Maxwell Roberts talked about work that compared objective measures of performance and subjective ratings of design effectiveness in two variants of the London Underground map. Continuing the visualization theme, Joanna Boehnert presented her Mapping Climate Communication project which introduces discussion around impact and power in data visualisation. Eden Potter identified some of skills and personal qualities that information designers need to successfully undertake a project reinforcing that information design is as much about process as it is about artefact.

The papers can be found in the proceedings following the introduction:

Walker, S., Black, A. (2016). Introduction: Effective information design. in: P. Lloyd & E. Bohemia, eds., Proceedings of DRS2016: Design + Research + Society – Future-Focused Thinking, Volume 6, pp 2303–2308, DOI 10.21606/drs.2016.603
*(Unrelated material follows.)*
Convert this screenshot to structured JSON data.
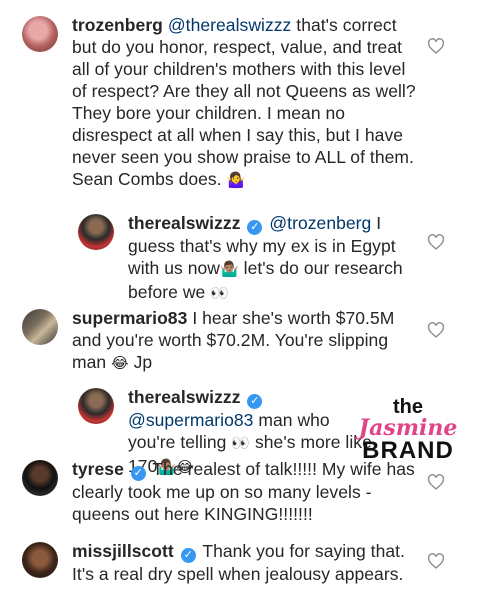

Data Journalism: A designer’s perspective

An Information Design Association talk by Lulu Pinney

6.30pm on 15 October
Performing Arts Lab, Royal College of Art

The internet has had a profound impact on journalism, as it has on many things. The vast quantity of data the internet has enabled us to discover, collect, explore and share is part of this. Visual design provides a powerful tool for finding and telling the stories contained within data. With data journalism spanning several disciplines designers have much to contribute, and much to learn.

BOOK A TICKET…
http://www.amiando.com/idadatajournalism.html

Lulu Pinney
Educated to become a numbers person but equally curious about pictures and words, Lulu gained design experience at Pentagram, Haymarket Business Publishing and BBC News Online. She now teaches, creates and blogs about infographics.

Typecon Education Forum slides online

Opening the Education Forum in Typecon Milwaukee, Gerry offered a model for design education focused on typographically-rich environments on tablets, mostly. He talked about teaching the combination of paragraph-level typographic skills, information architecture, and interaction design required for designing complex documents like newspapers on small tablet screens. The slides (without commentary) are on SpeakerDeck.

Radio marathon for clarity in government forms

Earlier this week Gerry Leonidas joined Bernard Baker, Business Development Director for the Public Sector at SAS UK in a series of radio interviews to discuss the just released ‘Communicating with the Citizen’ report, commissioned by SAS and carried out by YouGov. The marathon session (seventeen radio stations in one day!) picked up on the report’s clear indications that the public wants forms to be more clear, to see a greater use of online channels for communication with the government, and to explore positive incentives in form-based communication.

Wednesday seminar: Elisa del Galdo

Elisa del Galdo will give a talk, ‘International User Experience: Designing Outside Your Borders’, on Wednesday, 24 November.

A specialist in user-centred design, Elisa has published widely on Internationalisation of products and systems (Designing User Interfaces for International Use, edited by J. Nielsen, and International User Interfaces, edited by E.M. del Galdo and J. Nielsen).  She is the co-founder and past President of Products and Systems Internationalisation Inc., the organizers of the International Workshop on the Internationalisation of Products and Systems.

The talk, open to all, will be at 4.30 in Typography, E1.

Wednesday seminar: Max Gadney

Max Gadney will give a talk ‘Working in Information Design’  on Wednesday, 26 October.

Max is an information designer who describes his brief as ‘making useful data products’. He led the Design Team at BBC News Online for several years and now works as a consultant with clients including The Guardian, Channel 4 and Manchester City. He runs the Design of Understanding conference.

The talk, open to all, will be at 4.30 in Typography, E1.